Speaker Biography

Dorothy Ado-Mensah


Psychological distress (stress, anxiety, and depression) and quality of life among chronic kidney diseases patients on dialysis at the cape coast teaching hospital Haemodialysis has proven to be the most effective treatment modality due to its efficiency in sustaining patients for a very long period. Despite this, there is evidence to suggest that factors such as stress, depression and anxiety moderates the quality of life of CKD patients on dialysis. Nephrology clinicians primarily should not only treat the physical symptoms of kidney disease but explore and proactively recognise the emotional and psychosocial realities of patients with this disease. The purpose of the study was to investigate the psychological distress and quality of life among Chronic Kidney Disease patients on dialysis at the Cape Coast Teaching Hospital. The study adopted a descriptive survey design. The purposive sampling technique was used to sample 38 patients.
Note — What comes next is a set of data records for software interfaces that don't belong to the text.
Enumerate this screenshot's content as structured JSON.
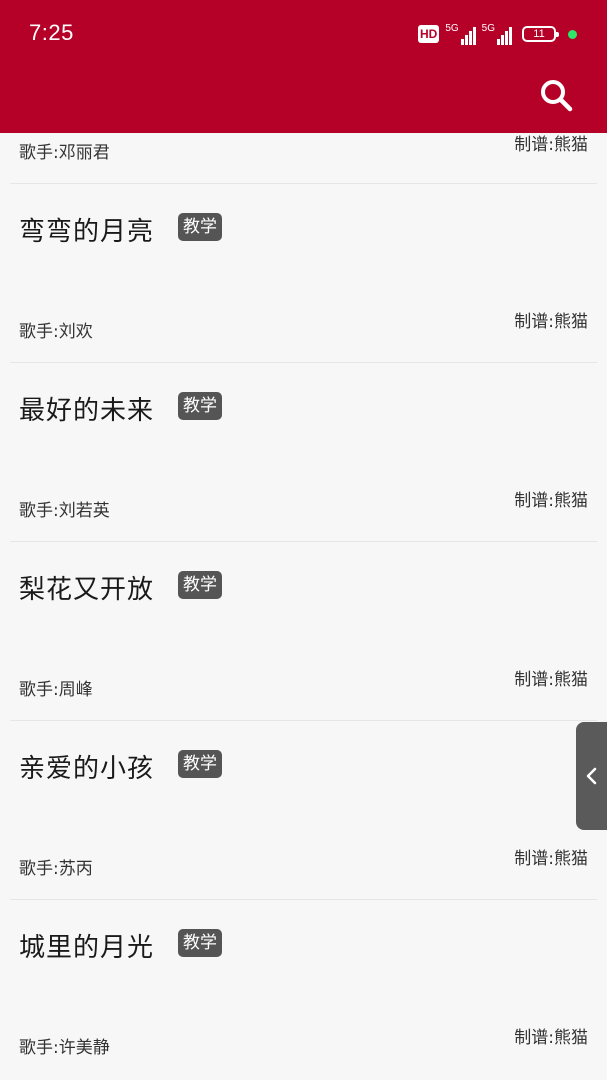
{
  "status_bar": {
    "time": "7:25",
    "hd_label": "HD",
    "signal1_label": "5G",
    "signal2_label": "5G",
    "battery_level": "11"
  },
  "toolbar": {
    "search_icon": "search-icon"
  },
  "list": {
    "partial_item": {
      "singer": "歌手:邓丽君",
      "arranger": "制谱:熊猫"
    },
    "items": [
      {
        "title": "弯弯的月亮",
        "tag": "教学",
        "singer": "歌手:刘欢",
        "arranger": "制谱:熊猫"
      },
      {
        "title": "最好的未来",
        "tag": "教学",
        "singer": "歌手:刘若英",
        "arranger": "制谱:熊猫"
      },
      {
        "title": "梨花又开放",
        "tag": "教学",
        "singer": "歌手:周峰",
        "arranger": "制谱:熊猫"
      },
      {
        "title": "亲爱的小孩",
        "tag": "教学",
        "singer": "歌手:苏丙",
        "arranger": "制谱:熊猫"
      },
      {
        "title": "城里的月光",
        "tag": "教学",
        "singer": "歌手:许美静",
        "arranger": "制谱:熊猫"
      }
    ]
  },
  "side_handle": {
    "icon": "chevron-left-icon"
  },
  "colors": {
    "header": "#b50027",
    "tag_bg": "#555555",
    "background": "#f7f7f7"
  }
}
Depression, Anxiety and Stress Scales (DASS 42) was adapted to measure psychological distress and quality of life was measured using the World Health Organisation Quality of Life Instruments (WHOQOL-BREF). Data was analysed using Pearson Product Moment Correlation Coefficient, and Independent t test. The result of the study Majority of patients with CKD experience varying levels of psychological distress. Further the study found a negative correlation between psychological distress (stress r= -.488, anxiety r= -.537 and depression r= -.467, n=40, p=.001) and CKD patients’ quality of life. Finally, no significant differences was observed in the psychological distress of males (M=72.64, SD= 9.61) and females M=68.93, SD= 4.33; t (35.95) = 1.67, p =.104 (2 tailed). It was recommended that renal care practitioners should be educated on the need to refer patient to Clinical Psychologist for proper management of psychological related cases. Also, a robust multidisciplinary team approach for the management of renal cases.